Chapter News

Meet Sustainably Series: From Checklist to Strategy

Put your money where your mouth is.

Walk the walk.

Practice what you preach.

We’ve heard ‘em all before but for the American Geophysical Union (AGU), it’s what we are all about.

As the largest Earth and space science society, a thriving, sustainable, and equitable future is the AGU north star. We renovated our Headquarters to reflect this central mission and in doing so, created Washington, DC’s first net zero energy commercial renovation. Yet even with a world class home base and a community of passionate scientists, creating sustainable meetings can be a challenge.

In June 2020, our Board of Directors formed a Sustainability Advisory Group to provide feedback on expanding virtual participation and engagement at AGU meetings and increasing overall sustainability for events, particularly related to carbon footprint.

The idea of sustainable meetings and travel isn’t new. Organizations like Greenbuild, Society for Sustainable Events (SFSE), and the Events Industry Council (EIC) lead with their best practices. And AGU’s Sustainability Advisory Group called on these strategies when formulating their own roadmap in 2020. Staff and committees still begin planning for every meeting and event looking to address:

  • Affordability to scientists
  • Synchronous and asynchronous engagement
  • Technology inequality
  • Travel impact

Recommendations, presented to the AGU Board of Directors in September 2020, included the following:

  • Make meetings accessible and inclusive regardless of geography
  • Make meetings accessible and equitable through program and logistical support
  • Leverage partnerships to advance sustainability broadly
  • Provide multiple avenues to increase sustainability and provide open data
  • Be transparent on all initiatives

These recommendations moved us beyond just applying a sustainable meetings checklist. It can be like a game of whack-a-mole.  Do we not serve meat? Eliminate paper? How do we measure travel? Instead, taking a wider approach and understanding all the tools available can maximize sustainability.

Checklists, though a good start, can have unintended consequences. Understanding location infrastructure is critical. In one city, recycling was challenging as they were rebuilding after a storm event. Recyclables needed to be transported to another state, thus adding carbon cost, not reducing it. AGU worked with the location to understand their approach rather than shaming them for not being able to honor our request. We learned from one another.
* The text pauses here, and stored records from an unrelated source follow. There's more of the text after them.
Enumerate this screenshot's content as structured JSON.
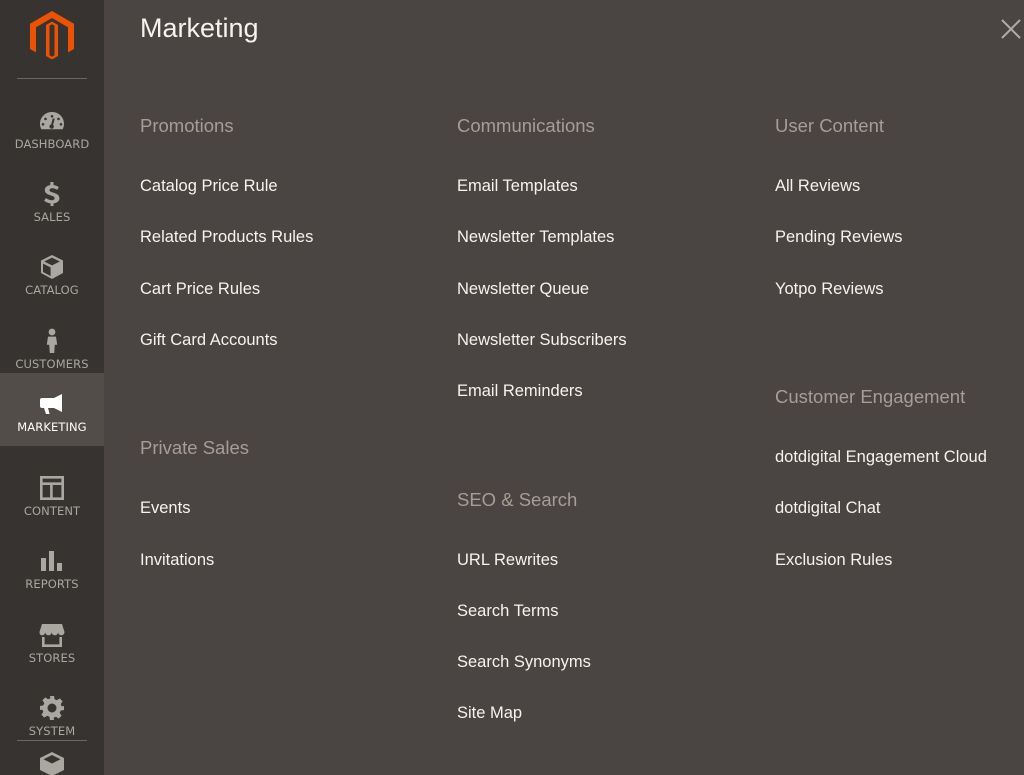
{
  "sidebar": {
    "logo_icon": "magento-logo-icon",
    "brand_color": "#eb5202",
    "items": [
      {
        "label": "DASHBOARD",
        "icon": "dashboard-icon"
      },
      {
        "label": "SALES",
        "icon": "dollar-icon"
      },
      {
        "label": "CATALOG",
        "icon": "cube-icon"
      },
      {
        "label": "CUSTOMERS",
        "icon": "person-icon"
      },
      {
        "label": "MARKETING",
        "icon": "megaphone-icon",
        "active": true
      },
      {
        "label": "CONTENT",
        "icon": "layout-icon"
      },
      {
        "label": "REPORTS",
        "icon": "bar-chart-icon"
      },
      {
        "label": "STORES",
        "icon": "storefront-icon"
      },
      {
        "label": "SYSTEM",
        "icon": "gear-icon"
      }
    ],
    "bottom_icon": "extensions-icon"
  },
  "panel": {
    "title": "Marketing",
    "close_icon": "close-icon",
    "groups": {
      "promotions": {
        "title": "Promotions",
        "links": [
          "Catalog Price Rule",
          "Related Products Rules",
          "Cart Price Rules",
          "Gift Card Accounts"
        ]
      },
      "private_sales": {
        "title": "Private Sales",
        "links": [
          "Events",
          "Invitations"
        ]
      },
      "communications": {
        "title": "Communications",
        "links": [
          "Email Templates",
          "Newsletter Templates",
          "Newsletter Queue",
          "Newsletter Subscribers",
          "Email Reminders"
        ]
      },
      "seo_search": {
        "title": "SEO & Search",
        "links": [
          "URL Rewrites",
          "Search Terms",
          "Search Synonyms",
          "Site Map"
        ]
      },
      "user_content": {
        "title": "User Content",
        "links": [
          "All Reviews",
          "Pending Reviews",
          "Yotpo Reviews"
        ]
      },
      "customer_engagement": {
        "title": "Customer Engagement",
        "links": [
          "dotdigital Engagement Cloud",
          "dotdigital Chat",
          "Exclusion Rules"
        ]
      }
    }
  }
}
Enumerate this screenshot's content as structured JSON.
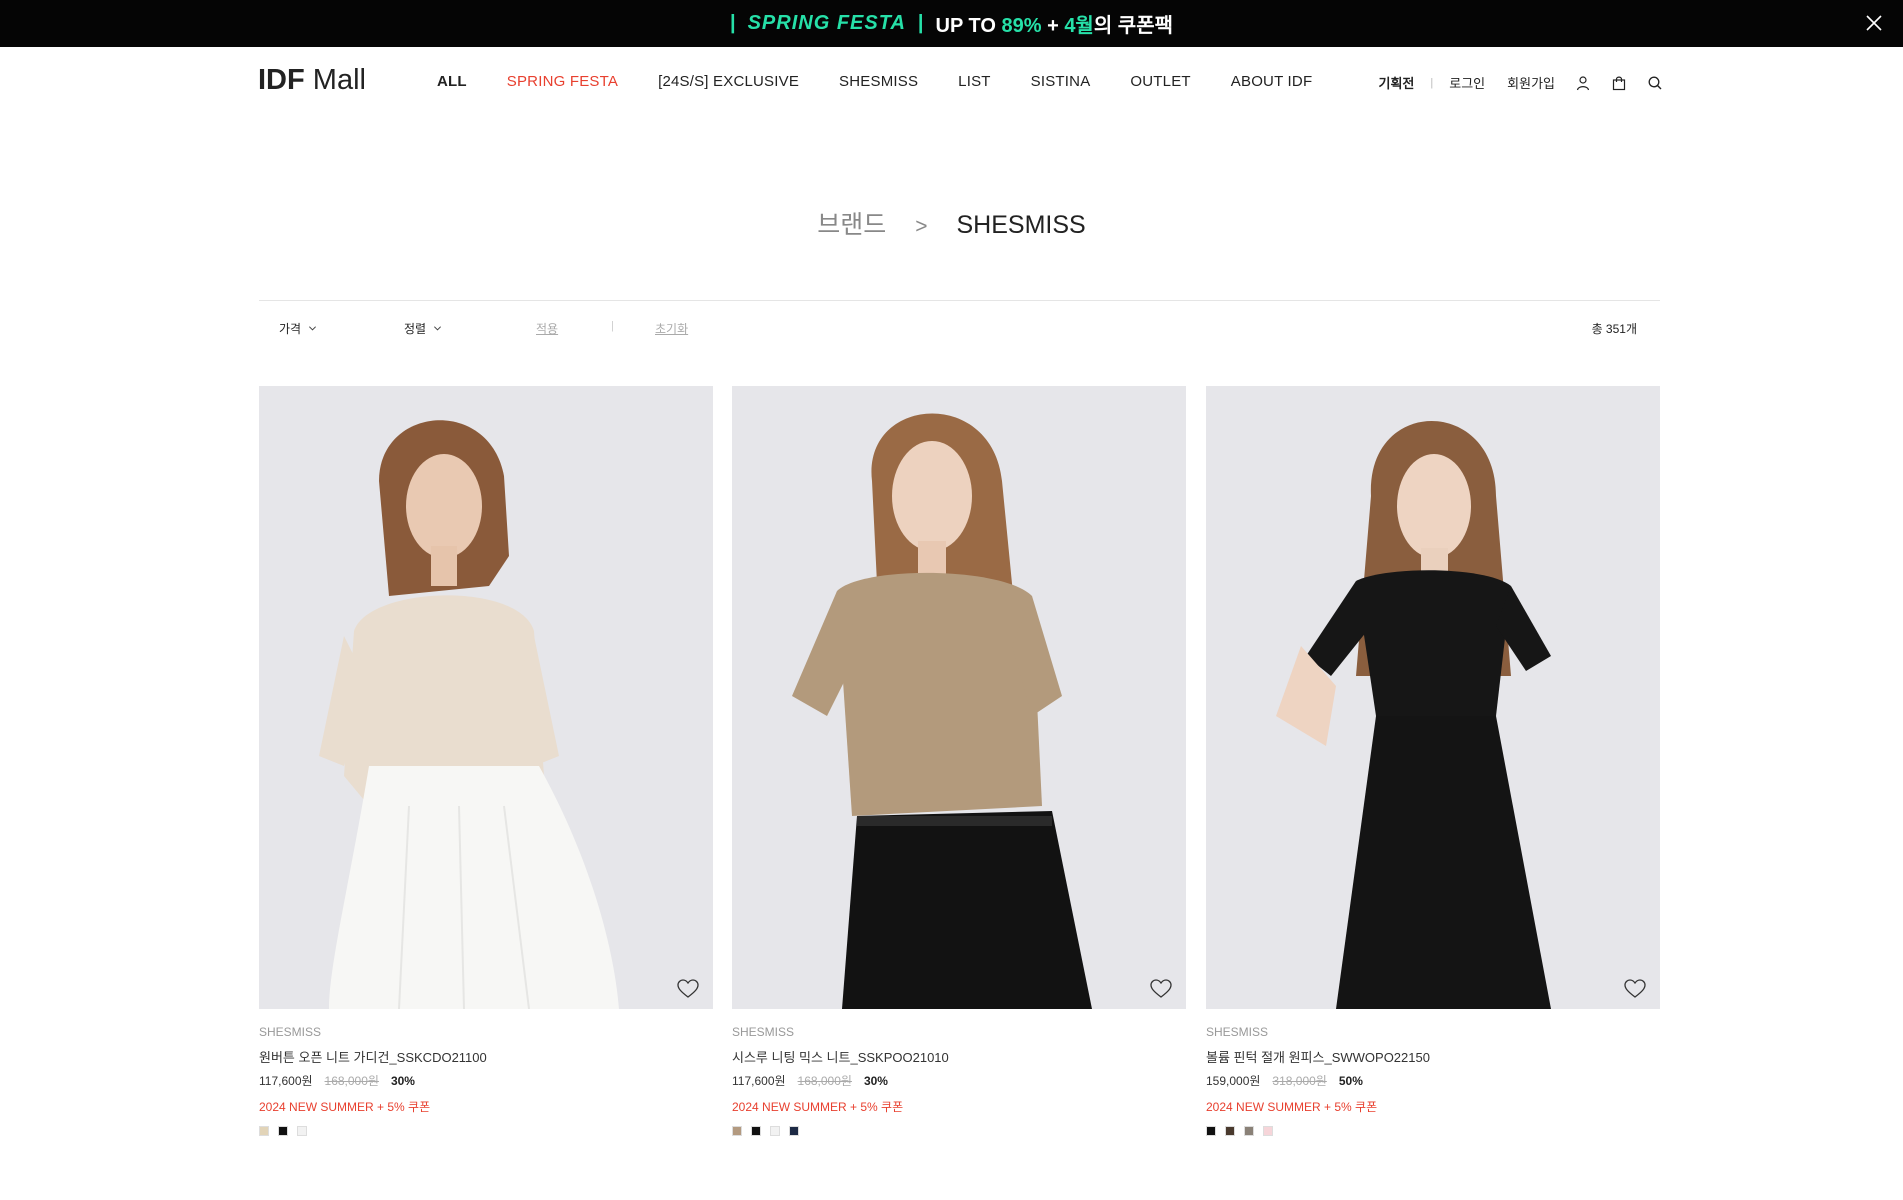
{
  "banner": {
    "bar_left": "|",
    "festa": "SPRING FESTA",
    "bar_right": "|",
    "up_to": "UP TO",
    "percent": "89%",
    "plus": "+",
    "month": "4월",
    "suffix": "의 쿠폰팩"
  },
  "header": {
    "logo_bold": "IDF",
    "logo_thin": "Mall",
    "nav": [
      {
        "label": "ALL"
      },
      {
        "label": "SPRING FESTA"
      },
      {
        "label": "[24S/S] EXCLUSIVE"
      },
      {
        "label": "SHESMISS"
      },
      {
        "label": "LIST"
      },
      {
        "label": "SISTINA"
      },
      {
        "label": "OUTLET"
      },
      {
        "label": "ABOUT IDF"
      }
    ],
    "util": {
      "planned": "기획전",
      "sep": "|",
      "login": "로그인",
      "signup": "회원가입"
    }
  },
  "title": {
    "parent": "브랜드",
    "sep": ">",
    "current": "SHESMISS"
  },
  "filters": {
    "price": "가격",
    "sort": "정렬",
    "apply": "적용",
    "sep": "|",
    "reset": "초기화",
    "total": "총 351개"
  },
  "colors": {
    "accent_green": "#26e0a8",
    "promo_red": "#e8402f"
  },
  "products": [
    {
      "brand": "SHESMISS",
      "name": "원버튼 오픈 니트 가디건_SSKCDO21100",
      "price": "117,600원",
      "original_price": "168,000원",
      "discount": "30%",
      "coupon": "2024 NEW SUMMER + 5% 쿠폰",
      "swatches": [
        "#e2d4b8",
        "#111111",
        "#f2f2f2"
      ]
    },
    {
      "brand": "SHESMISS",
      "name": "시스루 니팅 믹스 니트_SSKPOO21010",
      "price": "117,600원",
      "original_price": "168,000원",
      "discount": "30%",
      "coupon": "2024 NEW SUMMER + 5% 쿠폰",
      "swatches": [
        "#b39a80",
        "#111111",
        "#f2f2f2",
        "#1d2a45"
      ]
    },
    {
      "brand": "SHESMISS",
      "name": "볼륨 핀턱 절개 원피스_SWWOPO22150",
      "price": "159,000원",
      "original_price": "318,000원",
      "discount": "50%",
      "coupon": "2024 NEW SUMMER + 5% 쿠폰",
      "swatches": [
        "#111111",
        "#4a3a2e",
        "#8a8177",
        "#f6d5d9"
      ]
    }
  ]
}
A holistic approach for sustainability prepares planners beyond the pass/fail of a checklist.  Utilize these guidelines and you’ll improve the sustainability of your own events:

  • Develop your own community-based strategy.
  • Leverage resources of those around you.
  • Don’t get overwhelmed, begin where you can, work with your partners.
  • Leverage tactics, like offsets, judiciously, and understand the specific gains of those tactics.
  • Understand how your tactics translate culturally (e.g., dietary decisions, time zones, etc.).

Lauren Parr | Senior Vice President, Meetings and Learning
American Geophysical Union/Advancing Earth and Space Science


GREEN PATH Resource Roundup
Please continue to send your contributions to our living green path resource roundup – help us all stay current and aim high with our event sustainability designs by sending any additional sources here to be added to this collection and shared across our community in future sustainability articles this year.



capitalpcmaorgMeet Sustainably Series: From Checklist to Strategy